Work to be completed: Every entry below is to be retyped exactly as it stands.

Provided data:
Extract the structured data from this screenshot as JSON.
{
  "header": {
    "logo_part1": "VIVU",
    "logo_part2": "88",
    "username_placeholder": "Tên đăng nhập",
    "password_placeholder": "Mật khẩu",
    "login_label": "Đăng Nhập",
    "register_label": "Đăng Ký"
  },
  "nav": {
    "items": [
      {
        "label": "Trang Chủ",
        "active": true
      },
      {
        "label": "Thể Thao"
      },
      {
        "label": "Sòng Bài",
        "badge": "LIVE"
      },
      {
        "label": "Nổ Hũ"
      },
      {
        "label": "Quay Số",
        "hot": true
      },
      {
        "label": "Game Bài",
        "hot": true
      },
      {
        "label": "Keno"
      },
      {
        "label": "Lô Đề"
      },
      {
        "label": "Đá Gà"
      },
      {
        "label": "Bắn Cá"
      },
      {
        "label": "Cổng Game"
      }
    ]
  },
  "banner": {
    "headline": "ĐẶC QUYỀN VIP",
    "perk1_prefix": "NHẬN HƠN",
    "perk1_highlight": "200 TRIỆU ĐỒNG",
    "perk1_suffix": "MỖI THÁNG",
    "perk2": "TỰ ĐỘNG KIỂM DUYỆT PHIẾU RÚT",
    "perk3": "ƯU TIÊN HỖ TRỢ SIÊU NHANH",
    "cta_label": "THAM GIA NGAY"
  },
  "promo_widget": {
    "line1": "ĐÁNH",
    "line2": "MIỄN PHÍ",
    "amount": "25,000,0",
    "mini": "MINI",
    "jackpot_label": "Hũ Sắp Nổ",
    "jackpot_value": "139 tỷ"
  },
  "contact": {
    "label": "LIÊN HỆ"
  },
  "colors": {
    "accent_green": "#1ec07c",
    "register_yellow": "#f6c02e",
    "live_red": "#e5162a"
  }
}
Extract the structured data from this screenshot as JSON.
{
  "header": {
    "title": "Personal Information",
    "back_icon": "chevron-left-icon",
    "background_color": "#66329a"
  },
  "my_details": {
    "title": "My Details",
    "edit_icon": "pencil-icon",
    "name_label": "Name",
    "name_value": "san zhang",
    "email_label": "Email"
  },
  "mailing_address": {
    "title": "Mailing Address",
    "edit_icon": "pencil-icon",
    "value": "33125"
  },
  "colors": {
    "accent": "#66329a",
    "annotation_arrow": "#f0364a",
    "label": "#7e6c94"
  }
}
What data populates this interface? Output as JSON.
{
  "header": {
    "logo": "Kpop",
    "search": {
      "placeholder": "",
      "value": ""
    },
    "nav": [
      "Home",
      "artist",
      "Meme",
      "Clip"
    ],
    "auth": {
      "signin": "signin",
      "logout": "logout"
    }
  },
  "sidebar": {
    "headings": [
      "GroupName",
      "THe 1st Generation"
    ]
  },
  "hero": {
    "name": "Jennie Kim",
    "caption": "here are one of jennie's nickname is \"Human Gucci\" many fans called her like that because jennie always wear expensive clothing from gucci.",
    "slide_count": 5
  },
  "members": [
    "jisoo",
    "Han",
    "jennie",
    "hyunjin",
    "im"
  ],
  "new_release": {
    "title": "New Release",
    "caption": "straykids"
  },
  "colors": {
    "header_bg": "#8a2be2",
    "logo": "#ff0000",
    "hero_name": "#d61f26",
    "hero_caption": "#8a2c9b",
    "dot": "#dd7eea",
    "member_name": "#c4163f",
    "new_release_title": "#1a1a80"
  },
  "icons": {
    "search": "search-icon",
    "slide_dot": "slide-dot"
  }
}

Reply:
Extract the structured data from this screenshot as JSON.
{
  "header": {
    "logo_part1": "VIVU",
    "logo_part2": "88",
    "username_placeholder": "Tên đăng nhập",
    "password_placeholder": "Mật khẩu",
    "login_label": "Đăng Nhập",
    "register_label": "Đăng Ký"
  },
  "nav": {
    "items": [
      {
        "label": "Trang Chủ",
        "active": true
      },
      {
        "label": "Thể Thao"
      },
      {
        "label": "Sòng Bài",
        "badge": "LIVE"
      },
      {
        "label": "Nổ Hũ"
      },
      {
        "label": "Quay Số",
        "hot": true
      },
      {
        "label": "Game Bài",
        "hot": true
      },
      {
        "label": "Keno"
      },
      {
        "label": "Lô Đề"
      },
      {
        "label": "Đá Gà"
      },
      {
        "label": "Bắn Cá"
      },
      {
        "label": "Cổng Game"
      }
    ]
  },
  "banner": {
    "headline": "ĐẶC QUYỀN VIP",
    "perk1_prefix": "NHẬN HƠN",
    "perk1_highlight": "200 TRIỆU ĐỒNG",
    "perk1_suffix": "MỖI THÁNG",
    "perk2": "TỰ ĐỘNG KIỂM DUYỆT PHIẾU RÚT",
    "perk3": "ƯU TIÊN HỖ TRỢ SIÊU NHANH",
    "cta_label": "THAM GIA NGAY"
  },
  "promo_widget": {
    "line1": "ĐÁNH",
    "line2": "MIỄN PHÍ",
    "amount": "25,000,0",
    "mini": "MINI",
    "jackpot_label": "Hũ Sắp Nổ",
    "jackpot_value": "139 tỷ"
  },
  "contact": {
    "label": "LIÊN HỆ"
  },
  "colors": {
    "accent_green": "#1ec07c",
    "register_yellow": "#f6c02e",
    "live_red": "#e5162a"
  }
}
Extract the structured data from this screenshot as JSON.
{
  "header": {
    "title": "Personal Information",
    "back_icon": "chevron-left-icon",
    "background_color": "#66329a"
  },
  "my_details": {
    "title": "My Details",
    "edit_icon": "pencil-icon",
    "name_label": "Name",
    "name_value": "san zhang",
    "email_label": "Email"
  },
  "mailing_address": {
    "title": "Mailing Address",
    "edit_icon": "pencil-icon",
    "value": "33125"
  },
  "colors": {
    "accent": "#66329a",
    "annotation_arrow": "#f0364a",
    "label": "#7e6c94"
  }
}
What data populates this interface? Output as JSON.
{
  "header": {
    "logo": "Kpop",
    "search": {
      "placeholder": "",
      "value": ""
    },
    "nav": [
      "Home",
      "artist",
      "Meme",
      "Clip"
    ],
    "auth": {
      "signin": "signin",
      "logout": "logout"
    }
  },
  "sidebar": {
    "headings": [
      "GroupName",
      "THe 1st Generation"
    ]
  },
  "hero": {
    "name": "Jennie Kim",
    "caption": "here are one of jennie's nickname is \"Human Gucci\" many fans called her like that because jennie always wear expensive clothing from gucci.",
    "slide_count": 5
  },
  "members": [
    "jisoo",
    "Han",
    "jennie",
    "hyunjin",
    "im"
  ],
  "new_release": {
    "title": "New Release",
    "caption": "straykids"
  },
  "colors": {
    "header_bg": "#8a2be2",
    "logo": "#ff0000",
    "hero_name": "#d61f26",
    "hero_caption": "#8a2c9b",
    "dot": "#dd7eea",
    "member_name": "#c4163f",
    "new_release_title": "#1a1a80"
  },
  "icons": {
    "search": "search-icon",
    "slide_dot": "slide-dot"
  }
}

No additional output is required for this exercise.